When I started bliss the vision was fairly specific: fully automated music library management on home servers/NASes for technically inclined music lovers.

Now, from a bootstrapping POV I realised that I was more likely to raise immediate revenue via other channels. Thus, we ended up with a load of customers who use bliss to work on their computer’s iTunes collection, or whatever.

The trouble is satisfying these customers with the way the product develops and balancing that with work toward our ‘strategy’ of server based installs. We have made progress on the second, OEMing to server sellers etc plus some support in the NAS hobbyist community to package the app on specific NAS platforms. But it’s easy to be distracted (in the nicest possible way) by other customers and their requirements.

I do something similar to @aeden, 6-monthly assessments against goals, plans for the next six months, and review inbetween. The trouble is that when the 6 months comes around there’s always something else to be done, so while it does get done, I probably don’t take enough time to sit back and think.

It feels like I need some other higher level expression of my business goals and roadmap.

We’ve just done this recently (sort of under duress, because we looking at some debt financing options for growth that required a comprehensive marketing plan) and I have to say it has been very enlightening and well worth it. It coalesces all those things rolling around in your head about your business and forces you to think critically and strategically about them. Getting started on the exercise was the hardest part - sort of like that first mile when running - but once you get going, you get into a flow and channel your “inner Jack Welch”.

So now, we’ve got a thoroughly detailed view of the space we’re in, the competitive landscape, an honest strength/weakness/opportunities/threats (SWOT) analysis and well defined marketing and growth goals. The plan is to revisit this every six months or so and adjust as required.
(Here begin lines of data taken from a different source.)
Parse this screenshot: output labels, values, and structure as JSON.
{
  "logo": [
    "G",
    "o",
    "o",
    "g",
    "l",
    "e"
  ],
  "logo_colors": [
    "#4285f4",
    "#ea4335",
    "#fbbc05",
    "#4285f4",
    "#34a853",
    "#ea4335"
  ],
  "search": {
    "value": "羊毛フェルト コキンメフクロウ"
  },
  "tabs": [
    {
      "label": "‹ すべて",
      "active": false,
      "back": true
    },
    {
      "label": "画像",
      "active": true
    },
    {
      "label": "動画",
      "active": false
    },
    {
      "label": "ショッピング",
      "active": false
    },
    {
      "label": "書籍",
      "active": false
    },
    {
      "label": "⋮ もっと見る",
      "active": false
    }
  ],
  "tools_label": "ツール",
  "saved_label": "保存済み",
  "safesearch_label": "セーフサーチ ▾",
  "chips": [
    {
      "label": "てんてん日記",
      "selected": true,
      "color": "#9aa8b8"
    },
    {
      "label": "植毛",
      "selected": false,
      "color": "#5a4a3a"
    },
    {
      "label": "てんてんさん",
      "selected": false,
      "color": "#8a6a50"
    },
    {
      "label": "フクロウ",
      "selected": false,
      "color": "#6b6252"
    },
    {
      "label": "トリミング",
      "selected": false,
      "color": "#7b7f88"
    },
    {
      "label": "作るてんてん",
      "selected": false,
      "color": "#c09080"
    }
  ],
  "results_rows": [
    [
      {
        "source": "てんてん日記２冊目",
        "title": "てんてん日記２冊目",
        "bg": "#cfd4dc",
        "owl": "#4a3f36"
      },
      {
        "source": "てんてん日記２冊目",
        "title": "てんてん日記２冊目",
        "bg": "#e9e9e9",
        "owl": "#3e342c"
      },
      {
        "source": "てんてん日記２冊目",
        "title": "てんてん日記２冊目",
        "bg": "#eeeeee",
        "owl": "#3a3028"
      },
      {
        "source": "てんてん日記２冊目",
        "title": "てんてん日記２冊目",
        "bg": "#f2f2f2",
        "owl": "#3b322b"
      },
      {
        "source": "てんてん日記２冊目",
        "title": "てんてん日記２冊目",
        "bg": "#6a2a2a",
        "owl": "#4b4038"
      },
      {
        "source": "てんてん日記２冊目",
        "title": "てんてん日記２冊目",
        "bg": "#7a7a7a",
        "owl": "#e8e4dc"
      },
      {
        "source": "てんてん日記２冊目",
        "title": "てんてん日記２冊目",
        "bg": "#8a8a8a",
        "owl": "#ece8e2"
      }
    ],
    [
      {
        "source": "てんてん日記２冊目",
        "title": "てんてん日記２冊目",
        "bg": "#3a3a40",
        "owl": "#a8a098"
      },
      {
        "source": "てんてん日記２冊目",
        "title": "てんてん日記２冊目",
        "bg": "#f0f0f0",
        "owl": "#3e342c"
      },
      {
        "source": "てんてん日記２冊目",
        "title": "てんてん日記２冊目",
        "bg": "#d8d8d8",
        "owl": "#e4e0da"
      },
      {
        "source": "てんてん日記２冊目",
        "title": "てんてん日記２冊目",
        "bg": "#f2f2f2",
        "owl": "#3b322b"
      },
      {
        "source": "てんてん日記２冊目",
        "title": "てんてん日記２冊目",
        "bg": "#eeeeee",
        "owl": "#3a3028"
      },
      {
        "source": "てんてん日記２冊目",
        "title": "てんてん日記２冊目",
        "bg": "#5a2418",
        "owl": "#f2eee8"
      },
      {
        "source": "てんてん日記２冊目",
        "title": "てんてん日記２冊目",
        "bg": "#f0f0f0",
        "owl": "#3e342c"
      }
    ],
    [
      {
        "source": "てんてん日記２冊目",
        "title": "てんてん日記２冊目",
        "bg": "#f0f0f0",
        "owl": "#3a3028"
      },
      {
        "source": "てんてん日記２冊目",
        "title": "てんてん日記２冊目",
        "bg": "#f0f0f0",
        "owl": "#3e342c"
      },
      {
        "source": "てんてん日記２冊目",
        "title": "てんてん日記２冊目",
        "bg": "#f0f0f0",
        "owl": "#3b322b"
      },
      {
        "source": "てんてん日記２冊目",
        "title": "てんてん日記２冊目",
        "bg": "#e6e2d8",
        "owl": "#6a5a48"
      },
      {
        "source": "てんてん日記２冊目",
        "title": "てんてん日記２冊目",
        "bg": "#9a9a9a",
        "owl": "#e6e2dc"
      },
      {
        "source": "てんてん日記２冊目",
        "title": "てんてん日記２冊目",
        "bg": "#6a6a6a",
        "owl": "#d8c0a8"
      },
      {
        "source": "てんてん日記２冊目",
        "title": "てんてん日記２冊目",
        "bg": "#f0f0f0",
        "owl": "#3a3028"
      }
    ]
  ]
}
Working normal customer support issues (i.e. tactical) will always trump whatever is in this document, but just about everything else from product development to marketing/sales will be guided by the strategy and goals outlined in the document.